How many meningitis B shots are required?
Healthy adolescents who are not at increased risk for meningococcal B disease should receive 2 doses of Trumenba (MenB-FHbp) administered at 0 and 6 months. If the second dose is given at an interval of less than 6 months, a third dose should be given at least 4 months after the 2nd dose.
Is MCV4 the same as meningitis B vaccine?
The MenB vaccines prevent the Meningococcal B strain. MCV4 is preferred for people age 55 and younger. The recommendation for teens is one dose at age 11 and one dose at age 16.
How far apart are the meningitis B vaccines?
The minimum interval between doses is at least 8 weeks. For patients at prolonged increased risk for meningococcal disease, CDC recommends MenACWY booster doses after completion of the primary series. For patients who received their most recent dose before age 7 years, administer the booster dose 3 years later.
What is meningitis type B?
Meningococcal group B disease (also known as meningitis B) is an uncommon but serious disease that is caused by a bacterial infection of the lining of the brain and spinal cord. It can also cause a severe infection of the blood called meningococcal septicemia.
Is meningitis B vaccine required for college students?
CDC recommends a meningococcal conjugate (MenACWY) vaccine for first-year college students living in residence halls. If they received it before their 16th birthday, they need a booster shot for maximum protection before going to college.
At what age is meningococcal vaccine given?
CDC recommends routine meningococcal conjugate vaccination for: All preteens and teens at 11 to 12 years old with a booster dose at 16 years old.
Why do college students get meningitis B?
Essentially, meningitis is more common in college students because of the nature of the setting. The young adults can’t escape large groups of people with constant close contact and proximity. Meningitis infection requires shared respiratory and throat secretions.
Can you still get meningitis If you’ve been vaccinated?
Like with any vaccine, these vaccines do not work 100% of the time. The vaccines also do not protect against infections from all the types (strains) of each of these bacteria. For these reasons, there is still a chance vaccinated people can develop bacterial meningitis.
Why shouldn’t I get the meningitis vaccine?
You shouldn’t get either type of meningococcal vaccine if you: Are moderately or seriously ill; wait until you recover. Have had a serious allergic reaction (called anaphylaxis) to a previous dose. Had a severe reaction to any part of the vaccine.
How is meningitis B transmitted?
People spread meningococcal bacteria to other people by sharing respiratory and throat secretions (saliva or spit). Generally, it takes close (for example, coughing or kissing) or lengthy contact to spread these bacteria. Fortunately, they are not as contagious as germs that cause the common cold or the flu.
What happens if you get meningitis B?
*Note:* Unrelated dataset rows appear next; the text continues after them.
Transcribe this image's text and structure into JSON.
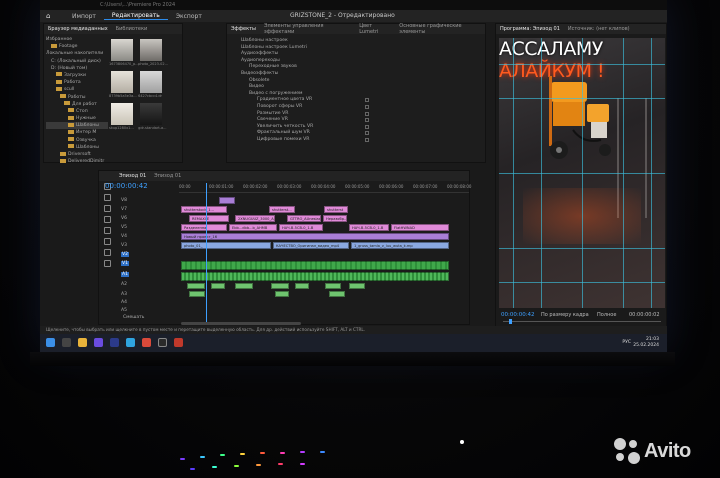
{
  "top_strip": "C:\\Users\\...\\Premiere Pro 2024",
  "menu": {
    "tabs": [
      "Импорт",
      "Редактировать",
      "Экспорт"
    ],
    "active_index": 1,
    "project_title": "GRIZSTONE_2  - Отредактировано"
  },
  "project_panel": {
    "tabs": [
      "Браузер медиаданных",
      "Библиотеки"
    ],
    "filter_label": "Избранное",
    "tree": [
      "Избранное",
      "Footage",
      "Локальные накопители",
      "C: (Локальный диск)",
      "D: (Новый том)",
      "Загрузки",
      "Работа",
      "scull",
      "Работы",
      "Для работ",
      "Стоп",
      "Нужные",
      "Шаблоны",
      "Интер М",
      "Озвучка",
      "Шаблоны",
      "Driversoft",
      "DeliveredDimitr"
    ],
    "thumb_labels": [
      "1673806470_p...",
      "photo_2023-02...",
      "8739b5a5e3a...",
      "6427cbcc4.dr",
      "skup1280x1...",
      "gdr-standart-a...",
      "42-1898334...",
      "utomastdchbr"
    ]
  },
  "effects_panel": {
    "tabs": [
      "Эффекты",
      "Элементы управления эффектами",
      "Цвет Lumetri",
      "Основные графические элементы"
    ],
    "items": [
      "Шаблоны настроек",
      "Шаблоны настроек Lumetri",
      "Аудиоэффекты",
      "Аудиопереходы",
      "Переходные звуков",
      "Видеоэффекты",
      "Obsolete",
      "Видео",
      "Видео с погружением",
      "Градиентное цвета VR",
      "Поворот сферы VR",
      "Размытие VR",
      "Свечение VR",
      "Увеличить четкость VR",
      "Фрактальный шум VR",
      "Цифровые помехи VR"
    ]
  },
  "timeline": {
    "tabs": [
      "Эпизод 01",
      "Эпизод 01"
    ],
    "timecode": "00:00:00:42",
    "ruler": [
      "00:00",
      "00:00:01:00",
      "00:00:02:00",
      "00:00:03:00",
      "00:00:04:00",
      "00:00:05:00",
      "00:00:06:00",
      "00:00:07:00",
      "00:00:08:00"
    ],
    "video_tracks": [
      "V8",
      "V7",
      "V6",
      "V5",
      "V4",
      "V3",
      "V2",
      "V1"
    ],
    "audio_tracks": [
      "A1",
      "A2",
      "A3",
      "A4",
      "A5"
    ],
    "mix_label": "Смешать",
    "clips_top": [
      "shutterstock_1...",
      "shutterst...",
      "shutterst"
    ],
    "clips_mid": [
      "REMAXIIE",
      "2XNUGUUZ_3000_A_DUEZ",
      "GTTRO_AUnesiaa",
      "Неразобр...",
      "НАЧ-В-5СВ-0_1-В",
      "FlatHWNAD"
    ],
    "clips_low": [
      "Разделенна",
      "Ebb...dbb...b_AHMB",
      "Неразобранный",
      "НАЧ-В-5СВ-0_1-В",
      "Новый проект_16"
    ],
    "clips_base": [
      "photo_01_",
      "КАЧЕСТВО_Оригинал_видео_mp4",
      "1_gruss_tamla_v_luu_wuta_k.mp"
    ]
  },
  "program_monitor": {
    "tabs": [
      "Программа: Эпизод 01",
      "Источник: (нет клипов)"
    ],
    "headline_line1": "АССАЛАМУ",
    "headline_line2": "АЛАЙКУМ !",
    "timecode_left": "00:00:00:42",
    "fit_label": "По размеру кадра",
    "quality_label": "Полное",
    "timecode_right": "00:00:00:02",
    "accent_color": "#ff5a1f"
  },
  "status_bar": "Щелкните, чтобы выбрать или щелкните в пустом месте и перетащите выделенную область. Для др. действий используйте SHIFT, ALT и CTRL.",
  "taskbar": {
    "lang": "РУС",
    "time": "21:03",
    "date": "25.02.2024"
  },
  "watermark": "Avito"
}
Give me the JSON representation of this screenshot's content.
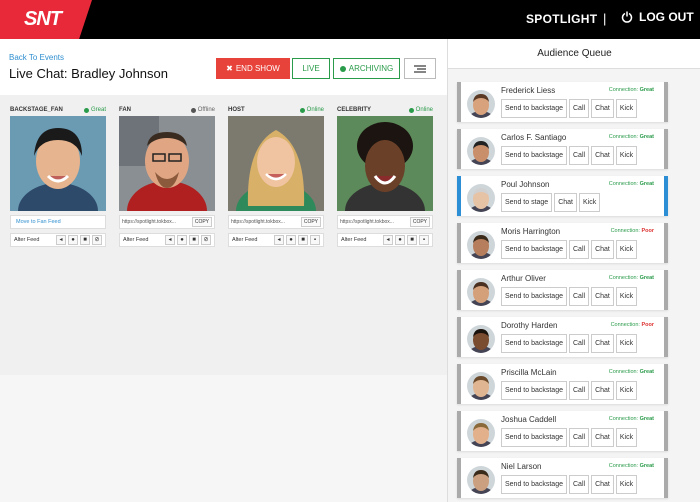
{
  "app": {
    "logo": "SNT",
    "title": "SPOTLIGHT",
    "separator": "|",
    "logout_label": "LOG OUT"
  },
  "header": {
    "back_link": "Back To Events",
    "title": "Live Chat: Bradley Johnson",
    "end_show_label": "END SHOW",
    "live_label": "LIVE",
    "archiving_label": "ARCHIVING"
  },
  "cards": [
    {
      "role": "BACKSTAGE_FAN",
      "status": "Great",
      "status_color": "#2a9b4a",
      "move_label": "Move to Fan Feed",
      "alter_label": "Alter Feed"
    },
    {
      "role": "FAN",
      "status": "Offline",
      "status_color": "#777777",
      "url": "https://spotlight.tokbox...",
      "copy_label": "COPY",
      "alter_label": "Alter Feed"
    },
    {
      "role": "HOST",
      "status": "Online",
      "status_color": "#2a9b4a",
      "url": "https://spotlight.tokbox...",
      "copy_label": "COPY",
      "alter_label": "Alter Feed"
    },
    {
      "role": "CELEBRITY",
      "status": "Online",
      "status_color": "#2a9b4a",
      "url": "https://spotlight.tokbox...",
      "copy_label": "COPY",
      "alter_label": "Alter Feed"
    }
  ],
  "queue": {
    "title": "Audience Queue",
    "connection_label": "Connection:",
    "items": [
      {
        "name": "Frederick Liess",
        "quality": "Great",
        "actions": [
          "Send to backstage",
          "Call",
          "Chat",
          "Kick"
        ]
      },
      {
        "name": "Carlos F. Santiago",
        "quality": "Great",
        "actions": [
          "Send to backstage",
          "Call",
          "Chat",
          "Kick"
        ]
      },
      {
        "name": "Poul Johnson",
        "quality": "Great",
        "actions": [
          "Send to stage",
          "Chat",
          "Kick"
        ]
      },
      {
        "name": "Moris Harrington",
        "quality": "Poor",
        "actions": [
          "Send to backstage",
          "Call",
          "Chat",
          "Kick"
        ]
      },
      {
        "name": "Arthur Oliver",
        "quality": "Great",
        "actions": [
          "Send to backstage",
          "Call",
          "Chat",
          "Kick"
        ]
      },
      {
        "name": "Dorothy Harden",
        "quality": "Poor",
        "actions": [
          "Send to backstage",
          "Call",
          "Chat",
          "Kick"
        ]
      },
      {
        "name": "Priscilla McLain",
        "quality": "Great",
        "actions": [
          "Send to backstage",
          "Call",
          "Chat",
          "Kick"
        ]
      },
      {
        "name": "Joshua Caddell",
        "quality": "Great",
        "actions": [
          "Send to backstage",
          "Call",
          "Chat",
          "Kick"
        ]
      },
      {
        "name": "Niel Larson",
        "quality": "Great",
        "actions": [
          "Send to backstage",
          "Call",
          "Chat",
          "Kick"
        ]
      }
    ]
  },
  "colors": {
    "brand": "#e8293a",
    "great": "#2a9b4a",
    "poor": "#dd3333",
    "active": "#2c8fd6"
  }
}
The bacteria that cause meningitis B can also cause septicemia, a bloodstream infection also known as blood poisoning. When not treated swiftly, meningitis B can cause serious complications, including deafness, the need for amputation, and death. Some people experience severe side effects or death even when treated.
Should my teenager get the meningitis B vaccine?
CDC does not routinely recommend a MenB vaccine for all teens and young adults. However, all teens may get vaccinated, preferably at 16 to 18 years old. Serogroup B meningococcal disease is relatively rare. Outbreaks have occurred at several U.S. colleges during the past decade.